Summa Theologiae by St Thomas Aquinas
XP: Treatise On Contrition
Q40 Of The Things Annexed To The Sacrament Of Order
< previous   Article 1   next >

Prologue   A1   A2   A3   A4   A5   A6   A7  

A1 Whether those who are ordained ought to wear the tonsure?

[a] Objection 1:
It would seem that those who are ordained ought not to wear the tonsure in the shape of a crown. For the Lord threatened captivity and dispersion to those who were shaven in this way: "Of the captivity of the bare head of the enemies" (Dt. 32:42), and: "I will scatter into every wind them that have their hair cut round" (Jer. 49:32). Now the ministers of Christ should not be captives, but free.
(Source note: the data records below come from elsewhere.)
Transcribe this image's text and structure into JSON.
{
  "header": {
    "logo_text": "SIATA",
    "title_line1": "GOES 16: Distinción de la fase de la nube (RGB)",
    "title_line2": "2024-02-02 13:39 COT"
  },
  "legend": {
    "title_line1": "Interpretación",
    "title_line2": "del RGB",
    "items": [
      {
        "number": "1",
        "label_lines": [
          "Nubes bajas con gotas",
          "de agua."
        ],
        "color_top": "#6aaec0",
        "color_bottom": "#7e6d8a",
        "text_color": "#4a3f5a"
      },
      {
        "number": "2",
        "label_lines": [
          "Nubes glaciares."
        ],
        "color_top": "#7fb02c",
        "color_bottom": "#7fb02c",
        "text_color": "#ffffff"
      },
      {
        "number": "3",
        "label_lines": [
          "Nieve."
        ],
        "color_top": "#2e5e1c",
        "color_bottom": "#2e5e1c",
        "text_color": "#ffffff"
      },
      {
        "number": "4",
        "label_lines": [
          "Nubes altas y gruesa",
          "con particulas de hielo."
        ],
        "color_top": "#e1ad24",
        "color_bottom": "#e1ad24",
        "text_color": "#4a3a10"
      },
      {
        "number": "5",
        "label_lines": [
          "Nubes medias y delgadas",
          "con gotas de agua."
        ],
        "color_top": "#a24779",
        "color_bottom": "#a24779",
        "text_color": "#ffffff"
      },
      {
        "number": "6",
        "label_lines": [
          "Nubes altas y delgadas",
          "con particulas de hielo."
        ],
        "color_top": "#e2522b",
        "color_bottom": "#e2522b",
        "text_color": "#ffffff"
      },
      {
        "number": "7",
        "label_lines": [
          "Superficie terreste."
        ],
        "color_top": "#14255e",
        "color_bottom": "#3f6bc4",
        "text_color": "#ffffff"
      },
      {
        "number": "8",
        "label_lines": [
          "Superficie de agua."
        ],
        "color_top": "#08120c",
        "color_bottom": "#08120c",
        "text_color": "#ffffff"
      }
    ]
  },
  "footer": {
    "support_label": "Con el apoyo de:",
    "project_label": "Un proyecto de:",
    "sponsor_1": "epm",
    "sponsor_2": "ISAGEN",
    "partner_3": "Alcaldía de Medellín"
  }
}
Therefore shaving and tonsure in the shape of a crown does not become them.

[b] Objection 2:
Further, the truth should correspond to the figure. Now the crown was prefigured in the Old Law by the tonsure of the Nazarenes, as stated in the text (Sent. iv, D, 24). Therefore since the Nazarenes were not ordained to the Divine ministry, it would seem that the ministers of the Church should not receive the tonsure or shave the head in the form of a crown. The same would seem to follow from the fact that lay brothers, who are not ministers of the Church, receive a tonsure in the religious Orders.

[c] Objection 3:
Further, the hair signifies superabundance, because it grows from that which is superabundant. But the ministers of the Church should cast off all superabundance. Therefore they should shave the head completely and not in the shape of a crown.

[d] On the contrary,
According to Gregory, "to serve God is to reign" (Super Ps. 101:23). Now a crown is the sign of royalty. Therefore a crown is becoming to those who are devoted to the Divine ministry.

[e] Further, according to 1 Cor. 11:15, hair is given us "for a covering." But the ministers of the altar should have the mind uncovered. Therefore the tonsure is becoming to them.

[f] I answer that,
It is becoming for those who apply themselves to the Divine ministry to be shaven or tonsured in the form of a crown by reason of the shape. Because a crown is the sign of royalty; and of perfection, since it is circular; and those who are appointed to the Divine service acquire a royal dignity and ought to be perfect in virtue. It is also becoming to them as it involves the hair being taken both from the higher part of the head by shaving, lest their mind be hindered by temporal occupations from contemplating Divine things, and from the lower part by clipping, lest their senses be entangled in temporal things.

[g] Reply to Objection 1:
The Lord threatens those who did this for the worship of demons.

[h] Reply to Objection 2:
The things that were done in the Old Testament represent imperfectly the things of the New Testament. Hence things pertaining to the ministers of the New Testament were signified not only by the offices of the Levites, but also by all those persons who professed some degree of perfection. Now the Nazarenes professed a certain perfection by having their hair cut off, thus signifying their contempt of temporal things, although they did not have it cut in the shape of a crown, but cut it off completely, for as yet it was not the time of the royal and perfect priesthood. In like manner lay brothers have their hair cut because they renounce temporalities, but they do not shave the head, because they are not occupied in the Divine ministry, so as to have to contemplate Divine things with the mind.

[i] Reply to Objection 3:
Not only the renunciation of temporalities, but also the royal dignity has to be signified by the form of a crown; wherefore the hair should not be cut off entirely. Another reason is that this would be unbecoming.